Here is a Zoom panel I participated in Saturday, October 3, 2020 with fellow editorial cartoonists Pat Bagley, Jen Sorensen, Eric Garcia and David Brown for the Cartoon Crossroads Columbus (CXC), a non-profit organization that sponsors a yearly, four-day Fall festival in Ohio devoted to comics and cartooning. The panel was MCed by 2019 Pulitzer Prize-finalist Kevin “KAL” Kallaugher.
I was a little nervous, but I also had a fun time seeing all the other editorial cartoonists and listening to them talk about their work this year. I’m a big fan of all the participating cartoonists. For me, it’s always cool to meet the cartoonists that I admire. That morning, before I went online for the meeting, my wife and I helped a friend move boxes so I didn’t have time to practice talking about my cartoons so I don’t stumble over my words. It was fun anyways. When I hear myself talk, though, I always wish I can talk slower and in a deeper voice. My wife advised me to be careful not to say too much “ums” and “you know”.
One of the things that I admire about my fellow cartoonists is their deep knowledge of the issues and the seriousness in which they approach their cartoons. They deeply care about the issues facing their local community and the nation as a whole, and they find unique and creative ways of making serious political commentary. I deeply admire Jen Sorensen’s multi-panel cartoons, which gives her an opportunity to do more nuanced commentary on issues than single panel cartoons can do. I admire David Brown and Eric Garcia’s deep dives into the issues facing the African American and Latino communities. And I admire Pat Bagley’s courage in being a liberal voice in a very conservative community.
Of the American cartoonists today, Eric Garcia’s work probably has the closest affinities to my own cartoons. The Filipino American community and the Hispanic community are dealing with many of the same issues of immigration, the history of American imperialist exploitation of each community’s country of origin, the Philippines and Latin America’s shared history as former Spanish colonies, the continued harassment of the indigenous peoples in the Philippines and Latin America. Eric takes much bolder stands in his cartoons than I do, and looking at his cartoons always keep me accountable to be more brave.
I was happy to promote the work of Andy Singer, one of my favorite cartoonists. I like his very unique and insightful takes on the issues facing the nation.

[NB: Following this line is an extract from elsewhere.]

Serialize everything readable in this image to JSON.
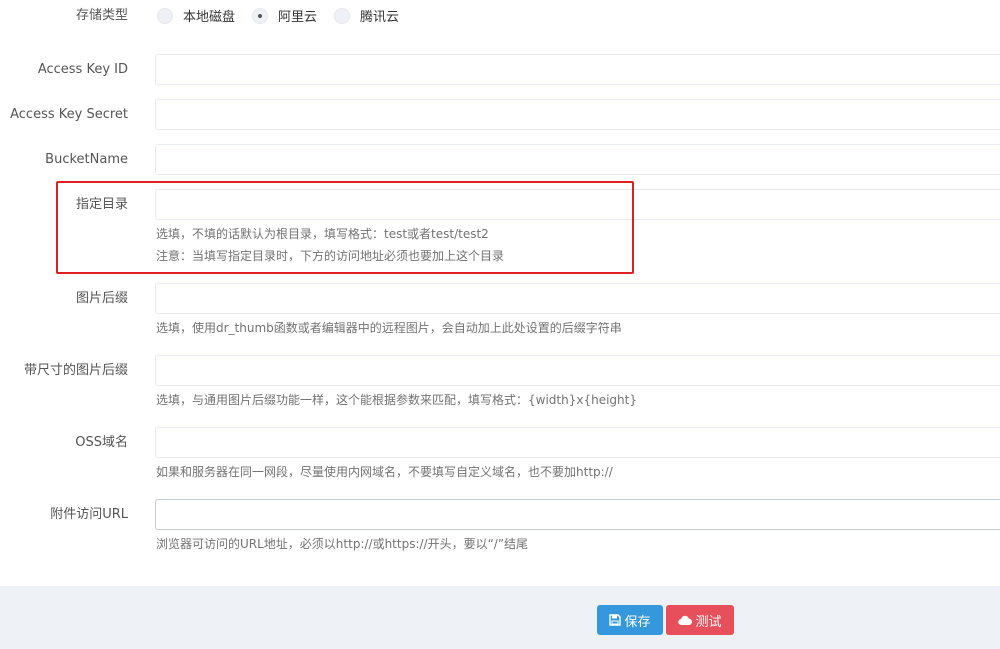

One of my biggest thrills as a cartoonist was meeting Andy at the San Francisco convention for editorial cartoonists. He hung out with my wife and I about 2 years ago, and we both liked him and his funny takes on the world.
I like and admire many editorial cartoonists, but I don’t really know many of them very well. So it’s always a thrill to be in events like this where I get a chance to interact with them and get to know them beyond their cartoons. When I get nervous, I tend to put my foot in my mouth. So I have to be careful to not be too nervous around them. But I’m really proud to be able to be an editorial cartoonist.